## AIM OF THE EXERCISE
Word for word, restate all of the entries.

## EXTRACTED DATA

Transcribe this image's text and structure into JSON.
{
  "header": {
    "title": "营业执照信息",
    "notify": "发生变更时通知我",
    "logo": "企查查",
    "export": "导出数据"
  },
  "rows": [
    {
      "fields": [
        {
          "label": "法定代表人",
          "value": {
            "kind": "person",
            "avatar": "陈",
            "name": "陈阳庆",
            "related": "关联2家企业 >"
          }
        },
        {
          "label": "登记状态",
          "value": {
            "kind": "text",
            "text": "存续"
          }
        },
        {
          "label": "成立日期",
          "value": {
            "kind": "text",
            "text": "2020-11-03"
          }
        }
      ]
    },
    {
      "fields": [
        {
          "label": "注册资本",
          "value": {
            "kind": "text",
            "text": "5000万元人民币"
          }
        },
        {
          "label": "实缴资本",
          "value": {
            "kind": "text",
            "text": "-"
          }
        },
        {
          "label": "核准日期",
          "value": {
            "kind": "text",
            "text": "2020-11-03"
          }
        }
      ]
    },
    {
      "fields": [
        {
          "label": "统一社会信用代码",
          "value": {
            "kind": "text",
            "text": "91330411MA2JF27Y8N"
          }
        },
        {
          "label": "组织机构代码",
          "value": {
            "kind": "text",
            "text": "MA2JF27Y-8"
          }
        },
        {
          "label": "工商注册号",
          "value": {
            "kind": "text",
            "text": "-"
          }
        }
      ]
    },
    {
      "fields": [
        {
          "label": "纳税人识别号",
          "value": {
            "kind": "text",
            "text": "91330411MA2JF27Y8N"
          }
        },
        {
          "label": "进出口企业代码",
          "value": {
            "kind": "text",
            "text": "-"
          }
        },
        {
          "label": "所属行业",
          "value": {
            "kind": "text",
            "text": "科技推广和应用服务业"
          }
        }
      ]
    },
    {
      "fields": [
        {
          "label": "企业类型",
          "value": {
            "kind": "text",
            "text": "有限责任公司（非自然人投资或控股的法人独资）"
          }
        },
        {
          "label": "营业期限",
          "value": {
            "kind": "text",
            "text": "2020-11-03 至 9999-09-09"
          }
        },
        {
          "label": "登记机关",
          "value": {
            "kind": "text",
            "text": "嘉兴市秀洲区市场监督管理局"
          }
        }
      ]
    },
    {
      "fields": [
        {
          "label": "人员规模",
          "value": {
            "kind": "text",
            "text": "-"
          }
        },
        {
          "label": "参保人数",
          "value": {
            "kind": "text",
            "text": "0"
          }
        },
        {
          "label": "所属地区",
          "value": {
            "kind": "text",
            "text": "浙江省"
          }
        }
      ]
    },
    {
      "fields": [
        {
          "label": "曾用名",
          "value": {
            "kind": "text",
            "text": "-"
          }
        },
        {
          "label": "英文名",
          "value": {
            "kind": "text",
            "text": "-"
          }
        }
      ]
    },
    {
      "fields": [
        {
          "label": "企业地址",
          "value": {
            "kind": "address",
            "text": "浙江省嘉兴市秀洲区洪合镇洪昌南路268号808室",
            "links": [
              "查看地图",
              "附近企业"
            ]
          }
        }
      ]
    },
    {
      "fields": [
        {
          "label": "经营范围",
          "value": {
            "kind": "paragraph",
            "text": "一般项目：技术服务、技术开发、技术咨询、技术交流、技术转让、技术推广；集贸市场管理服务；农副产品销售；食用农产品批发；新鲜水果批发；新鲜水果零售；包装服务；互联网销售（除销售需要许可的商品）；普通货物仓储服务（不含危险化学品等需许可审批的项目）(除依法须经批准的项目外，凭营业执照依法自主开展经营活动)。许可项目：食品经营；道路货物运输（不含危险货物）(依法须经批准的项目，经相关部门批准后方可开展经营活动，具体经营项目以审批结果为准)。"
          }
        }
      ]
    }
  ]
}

## ANSWER
Transcribe this image's text and structure into JSON.
{
  "header": {
    "title": "营业执照信息",
    "notify": "发生变更时通知我",
    "logo": "企查查",
    "export": "导出数据"
  },
  "rows": [
    {
      "fields": [
        {
          "label": "法定代表人",
          "value": {
            "kind": "person",
            "avatar": "陈",
            "name": "陈阳庆",
            "related": "关联2家企业 >"
          }
        },
        {
          "label": "登记状态",
          "value": {
            "kind": "text",
            "text": "存续"
          }
        },
        {
          "label": "成立日期",
          "value": {
            "kind": "text",
            "text": "2020-11-03"
          }
        }
      ]
    },
    {
      "fields": [
        {
          "label": "注册资本",
          "value": {
            "kind": "text",
            "text": "5000万元人民币"
          }
        },
        {
          "label": "实缴资本",
          "value": {
            "kind": "text",
            "text": "-"
          }
        },
        {
          "label": "核准日期",
          "value": {
            "kind": "text",
            "text": "2020-11-03"
          }
        }
      ]
    },
    {
      "fields": [
        {
          "label": "统一社会信用代码",
          "value": {
            "kind": "text",
            "text": "91330411MA2JF27Y8N"
          }
        },
        {
          "label": "组织机构代码",
          "value": {
            "kind": "text",
            "text": "MA2JF27Y-8"
          }
        },
        {
          "label": "工商注册号",
          "value": {
            "kind": "text",
            "text": "-"
          }
        }
      ]
    },
    {
      "fields": [
        {
          "label": "纳税人识别号",
          "value": {
            "kind": "text",
            "text": "91330411MA2JF27Y8N"
          }
        },
        {
          "label": "进出口企业代码",
          "value": {
            "kind": "text",
            "text": "-"
          }
        },
        {
          "label": "所属行业",
          "value": {
            "kind": "text",
            "text": "科技推广和应用服务业"
          }
        }
      ]
    },
    {
      "fields": [
        {
          "label": "企业类型",
          "value": {
            "kind": "text",
            "text": "有限责任公司（非自然人投资或控股的法人独资）"
          }
        },
        {
          "label": "营业期限",
          "value": {
            "kind": "text",
            "text": "2020-11-03 至 9999-09-09"
          }
        },
        {
          "label": "登记机关",
          "value": {
            "kind": "text",
            "text": "嘉兴市秀洲区市场监督管理局"
          }
        }
      ]
    },
    {
      "fields": [
        {
          "label": "人员规模",
          "value": {
            "kind": "text",
            "text": "-"
          }
        },
        {
          "label": "参保人数",
          "value": {
            "kind": "text",
            "text": "0"
          }
        },
        {
          "label": "所属地区",
          "value": {
            "kind": "text",
            "text": "浙江省"
          }
        }
      ]
    },
    {
      "fields": [
        {
          "label": "曾用名",
          "value": {
            "kind": "text",
            "text": "-"
          }
        },
        {
          "label": "英文名",
          "value": {
            "kind": "text",
            "text": "-"
          }
        }
      ]
    },
    {
      "fields": [
        {
          "label": "企业地址",
          "value": {
            "kind": "address",
            "text": "浙江省嘉兴市秀洲区洪合镇洪昌南路268号808室",
            "links": [
              "查看地图",
              "附近企业"
            ]
          }
        }
      ]
    },
    {
      "fields": [
        {
          "label": "经营范围",
          "value": {
            "kind": "paragraph",
            "text": "一般项目：技术服务、技术开发、技术咨询、技术交流、技术转让、技术推广；集贸市场管理服务；农副产品销售；食用农产品批发；新鲜水果批发；新鲜水果零售；包装服务；互联网销售（除销售需要许可的商品）；普通货物仓储服务（不含危险化学品等需许可审批的项目）(除依法须经批准的项目外，凭营业执照依法自主开展经营活动)。许可项目：食品经营；道路货物运输（不含危险货物）(依法须经批准的项目，经相关部门批准后方可开展经营活动，具体经营项目以审批结果为准)。"
          }
        }
      ]
    }
  ]
}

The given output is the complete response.